Who is your favorite voice in the financial services sector? Which brand, in your opinion, has nailed the content marketing thing? Picture the smartest corporate personality that comes to mind. Why do people (you) admire that company’s unique tone? Is it a little chancy? Does the enterprise risk telling it like it is?
As a consumer, do you enjoy browsing the brand’s newsletter, social feed, and blog?
Now, as a competitor, do you secretly wonder if there’s a freelance writer lurking behind that successful connection?
If you crave that sort of crafty bond with your brand’s followers, you’re not alone. And if there was an ideation robot, all the financial industry players would buy it. Because creative ideas are priceless, but creative people tend to be . . . well, hit or miss.
Roger Wohlner, a financial advisor and part of the Skyword writing community, started blogging to promote his business in 2009. “I’ve always enjoyed writing and this seemed like a good way to promote my financial advisory practice,” he says. And what began as a simple self-promotion outlet landed him his first writing client. “My first serious paid freelance gig was with Investopedia, which started in 2014 and continues today,” he says. “In mid-2015 I realized that I really enjoy writing and helping readers understand various financial topics.”
In fact, Wohlner’s work has been featured on US News, Investor Junkie, Morningstar Magazine, and more.
The trend may not surprise you. In 2014, nearly half of all US workers said they’d be interested or very interested in nontraditional work, according to Statista. And with one in three workers now opting for the freelance lifestyle, it’s no wonder the Bureau of Labor Statistics calls this shift the “Industrial Revolution of our time.”
When asked about the common fallacy that the typical freelance writer is a bit more inexperienced, capricious, or unpredictable, Wohlner smiles. “I graduated high school in the 1970s and still listen to groups like the Jefferson Airplane and the Grateful Dead on a regular basis,” he says. However, when it comes to being lumped in with transients, Wohlner says he’s anything but. “Most who know me well on a personal basis think I am way beyond ‘flaky.'”
When pressed, he adds,“I’ve never been perceived as anything but a buttoned-down financial type. Perhaps this comes with the credibility I have established over the years via my blog and social media.” What most brands want when they hire a brand message consultant is exactly that—credibility through the digital avenues where the masses now spend their days.
Blending the communications, tone, and style of an independent writer with financial services industry lingo can be tricky, so Wohlner recommends writers stay current on the sector’s latest headlines. “I read a lot.

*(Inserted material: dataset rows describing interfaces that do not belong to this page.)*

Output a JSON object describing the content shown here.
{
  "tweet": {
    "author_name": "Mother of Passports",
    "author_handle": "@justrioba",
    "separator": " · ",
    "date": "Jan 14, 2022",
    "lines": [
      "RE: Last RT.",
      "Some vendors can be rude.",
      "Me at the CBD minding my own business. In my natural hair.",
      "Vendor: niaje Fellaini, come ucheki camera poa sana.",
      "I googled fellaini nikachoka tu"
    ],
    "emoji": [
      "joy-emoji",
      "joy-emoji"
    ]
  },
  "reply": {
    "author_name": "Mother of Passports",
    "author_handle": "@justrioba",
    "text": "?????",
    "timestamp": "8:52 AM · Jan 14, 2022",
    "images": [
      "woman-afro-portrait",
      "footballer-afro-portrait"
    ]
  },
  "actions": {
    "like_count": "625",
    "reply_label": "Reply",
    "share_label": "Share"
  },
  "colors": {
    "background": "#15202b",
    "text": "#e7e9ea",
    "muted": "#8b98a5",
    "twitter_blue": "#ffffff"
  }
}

I have certain Twitter feeds set up on topics I want to follow. Likewise, with Google alerts,” he says. “Sources like Morningstar and other financial sites are helpful as well. I also read The Wall Street Journal on a regular basis.”
You could also stay inspired by watching the smartest financial sector brands and their viral campaigns. Become a student of what makes a commercial interesting, or how to subtly and safely surprise your audience.
As for rubbing shoulders with industry thought leaders in trade associations and annual meetings, Wohlner recommends that approach, too. “In 2016 I attended four conferences,” he says. “Two were sponsored by Morningstar locally here in Chicago. I attended another ETF conference in California as well.”
Not only did the experience encourage Wohlner, it was the ingredient needed to convince a few marketing managers to take a measured risk and hire him as a freelance writer. “In all three cases I made some new writing contacts and landed a couple of good clients,” he says. “I also renewed a number of professional contacts in the financial arena including a number of journalists.” In short, the year was a win-win for the financial services industry and its readers.
Wohlner’s journey isn’t without its surprises, however. The occasional curveball threw the writer out of his comfort zone more than once, and he learned to appreciate the opportunity as an opening for growth. “This has happened a lot in 2016, especially on the topic of Medicare. Given that I do have a finance background, some of this was easy to grasp. But the rest of it has taken a lot of reading,” he says.
Drawing upon those pain points, Wohlner encourages other freelancers to stay flexible and relish the zany occasions to improve their own professional flexibility. “I highly recommend that any writer step out of their comfort zone to expand their own knowledge and make themselves available for additional writing opportunities,” he says. That is, as long as your client understands the importance of clear, timely communications and appreciates the benefits you bring to the table. “I would say to a company that they can probably hire a better writer as a freelancer than they can on a full-time, in-house basis,” he says. “You will get the quality you want and not have the obligations of a full-time employee such as benefits. Like anything else, though, you need to set editorial guidelines and parameters for your freelancers and there should be someone in charge of the editorial process.”
If you’ve feared your own mental image of a barefooted, free-spirited, less-than-committed content creator, it’s time to remember what you tell your own risk-averse clients: after weighing the risks against the benefits and seeing the advantages for yourself, it may be time to step out and test drive a freelance creative for your own brand. What’s the worst that could come out of it? A good story?
“Readers love a good story,” quips Wohlner. “Who doesn’t?”